At the bottom of Rex Mottram, there is no bottom; or, as Julia puts it: “Rex isn’t anybody at all. . . . He just doesn’t exist,” as least in any humanly substantial way. He isn’t so much stupid as utterly ignorant. He isn’t so much immoral as amoral. He isn’t wantonly cruel; he’s simply callous, unable to understand how others could not perceive that his way is the best way, the expedient way, successful way – the only way, these days.
Republicans are now faced with the choice of whether they want the 21st-century instantiation of Rex Mottram, the man without qualities, as their presidential candidate. In creating Rex, one of the great English novelists of our time unwittingly created a portrait of Donald Trump, who displays just about every attribute of Rex Mottram except Rex’s suave manners. That portrait should be studied carefully in the days and weeks ahead. And while considering whether “a tiny bit of a man” pretending to be whole is a fit vessel for America’s noblest aspirations – or even a plausible repository for anger and frustration – all of us might also ponder just what has happened to us, that Rex Mottram’s doppelgänger has drawn the fierce, and sometimes violent, loyalty of so many.
— George Weigel is distinguished Senior Fellow of Washington’s Ethics and Public Policy Center, where he holds the William E. Simon Chair in Catholic Studies.

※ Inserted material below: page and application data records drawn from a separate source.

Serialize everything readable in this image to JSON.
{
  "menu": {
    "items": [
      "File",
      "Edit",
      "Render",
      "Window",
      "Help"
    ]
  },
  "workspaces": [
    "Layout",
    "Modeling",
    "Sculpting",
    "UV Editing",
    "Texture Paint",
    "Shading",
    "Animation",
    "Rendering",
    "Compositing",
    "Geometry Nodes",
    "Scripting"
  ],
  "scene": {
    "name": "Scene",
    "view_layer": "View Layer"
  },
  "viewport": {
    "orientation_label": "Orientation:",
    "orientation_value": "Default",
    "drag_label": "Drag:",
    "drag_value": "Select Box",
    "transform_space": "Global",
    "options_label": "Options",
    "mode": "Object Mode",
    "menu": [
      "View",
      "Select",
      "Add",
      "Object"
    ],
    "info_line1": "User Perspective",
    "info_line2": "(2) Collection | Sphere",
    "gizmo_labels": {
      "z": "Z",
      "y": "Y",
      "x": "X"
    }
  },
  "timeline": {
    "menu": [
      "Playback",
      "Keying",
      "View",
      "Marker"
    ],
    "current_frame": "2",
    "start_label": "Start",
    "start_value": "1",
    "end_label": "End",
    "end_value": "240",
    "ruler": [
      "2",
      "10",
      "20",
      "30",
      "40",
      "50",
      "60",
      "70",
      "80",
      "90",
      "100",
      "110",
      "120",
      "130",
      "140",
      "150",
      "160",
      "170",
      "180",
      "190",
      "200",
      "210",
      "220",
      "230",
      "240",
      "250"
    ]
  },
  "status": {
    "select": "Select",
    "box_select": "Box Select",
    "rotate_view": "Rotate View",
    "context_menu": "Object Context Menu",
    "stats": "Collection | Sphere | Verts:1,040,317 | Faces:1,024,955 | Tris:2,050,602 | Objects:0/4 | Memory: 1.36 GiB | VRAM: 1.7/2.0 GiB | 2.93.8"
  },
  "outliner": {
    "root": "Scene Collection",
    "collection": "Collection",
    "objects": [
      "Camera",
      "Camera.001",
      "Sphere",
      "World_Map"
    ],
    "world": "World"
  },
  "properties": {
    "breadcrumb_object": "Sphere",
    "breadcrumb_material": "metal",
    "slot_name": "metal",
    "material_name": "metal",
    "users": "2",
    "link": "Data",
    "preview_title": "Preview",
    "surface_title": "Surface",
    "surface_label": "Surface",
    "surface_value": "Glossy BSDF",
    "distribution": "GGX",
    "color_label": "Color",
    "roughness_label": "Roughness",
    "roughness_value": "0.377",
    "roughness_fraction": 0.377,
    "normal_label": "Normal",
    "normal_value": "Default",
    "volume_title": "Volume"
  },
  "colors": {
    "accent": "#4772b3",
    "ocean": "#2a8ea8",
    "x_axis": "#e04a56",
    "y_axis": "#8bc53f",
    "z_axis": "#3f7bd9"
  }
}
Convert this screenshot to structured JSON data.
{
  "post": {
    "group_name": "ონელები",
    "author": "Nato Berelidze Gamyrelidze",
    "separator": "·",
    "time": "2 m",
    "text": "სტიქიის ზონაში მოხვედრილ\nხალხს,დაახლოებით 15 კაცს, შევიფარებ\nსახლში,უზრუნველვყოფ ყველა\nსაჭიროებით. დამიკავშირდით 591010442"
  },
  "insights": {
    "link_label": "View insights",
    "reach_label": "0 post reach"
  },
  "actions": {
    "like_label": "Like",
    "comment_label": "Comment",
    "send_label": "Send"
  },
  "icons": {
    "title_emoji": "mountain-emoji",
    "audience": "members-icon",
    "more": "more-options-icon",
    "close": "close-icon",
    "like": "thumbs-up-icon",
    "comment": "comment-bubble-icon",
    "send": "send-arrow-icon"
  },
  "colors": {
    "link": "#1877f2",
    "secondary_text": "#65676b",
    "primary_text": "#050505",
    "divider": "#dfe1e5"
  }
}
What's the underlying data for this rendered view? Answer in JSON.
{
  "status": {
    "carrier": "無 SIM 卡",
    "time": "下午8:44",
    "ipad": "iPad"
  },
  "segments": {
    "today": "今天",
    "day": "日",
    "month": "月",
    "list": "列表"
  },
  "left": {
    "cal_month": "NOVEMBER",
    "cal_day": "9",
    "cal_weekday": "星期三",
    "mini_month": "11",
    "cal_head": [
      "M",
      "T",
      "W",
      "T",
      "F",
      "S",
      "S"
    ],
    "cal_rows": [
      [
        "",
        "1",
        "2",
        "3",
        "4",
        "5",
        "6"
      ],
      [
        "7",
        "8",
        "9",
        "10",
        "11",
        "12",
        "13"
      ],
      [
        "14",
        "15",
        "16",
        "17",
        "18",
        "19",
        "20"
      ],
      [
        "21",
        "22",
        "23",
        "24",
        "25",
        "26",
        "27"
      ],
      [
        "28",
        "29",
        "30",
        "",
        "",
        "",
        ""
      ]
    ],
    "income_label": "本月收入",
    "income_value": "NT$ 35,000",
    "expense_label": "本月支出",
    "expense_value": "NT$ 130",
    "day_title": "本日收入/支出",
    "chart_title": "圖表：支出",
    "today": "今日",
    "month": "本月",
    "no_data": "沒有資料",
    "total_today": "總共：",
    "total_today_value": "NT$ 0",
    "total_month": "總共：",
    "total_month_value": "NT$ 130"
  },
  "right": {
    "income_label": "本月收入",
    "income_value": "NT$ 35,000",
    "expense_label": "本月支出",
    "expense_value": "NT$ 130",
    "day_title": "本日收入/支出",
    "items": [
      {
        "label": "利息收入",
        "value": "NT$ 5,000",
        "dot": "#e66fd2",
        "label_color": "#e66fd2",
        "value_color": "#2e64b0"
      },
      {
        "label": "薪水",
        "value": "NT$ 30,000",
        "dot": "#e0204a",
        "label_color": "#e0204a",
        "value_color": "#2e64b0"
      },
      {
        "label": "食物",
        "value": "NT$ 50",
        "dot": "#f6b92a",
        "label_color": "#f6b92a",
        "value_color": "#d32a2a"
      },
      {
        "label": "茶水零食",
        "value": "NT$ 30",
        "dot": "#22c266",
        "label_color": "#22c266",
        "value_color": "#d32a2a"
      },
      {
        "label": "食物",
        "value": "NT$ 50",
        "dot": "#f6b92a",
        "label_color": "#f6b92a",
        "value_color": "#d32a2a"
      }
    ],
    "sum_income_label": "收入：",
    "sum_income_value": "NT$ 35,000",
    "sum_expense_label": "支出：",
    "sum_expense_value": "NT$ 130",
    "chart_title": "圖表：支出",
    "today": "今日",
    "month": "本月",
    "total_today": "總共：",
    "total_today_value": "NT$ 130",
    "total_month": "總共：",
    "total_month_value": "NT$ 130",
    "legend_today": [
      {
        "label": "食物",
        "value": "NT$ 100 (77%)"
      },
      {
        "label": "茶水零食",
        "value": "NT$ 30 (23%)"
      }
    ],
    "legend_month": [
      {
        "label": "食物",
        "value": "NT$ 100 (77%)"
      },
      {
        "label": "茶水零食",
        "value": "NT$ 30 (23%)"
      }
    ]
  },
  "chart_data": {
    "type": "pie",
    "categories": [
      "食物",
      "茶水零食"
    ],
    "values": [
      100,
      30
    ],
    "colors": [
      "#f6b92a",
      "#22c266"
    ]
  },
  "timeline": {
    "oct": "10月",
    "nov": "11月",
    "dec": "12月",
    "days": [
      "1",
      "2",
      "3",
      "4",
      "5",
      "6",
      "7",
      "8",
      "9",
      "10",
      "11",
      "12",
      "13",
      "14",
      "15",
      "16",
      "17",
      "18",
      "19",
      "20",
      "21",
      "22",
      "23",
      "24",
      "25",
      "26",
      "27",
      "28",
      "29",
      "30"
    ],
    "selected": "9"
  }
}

This article was originally published on National Review Online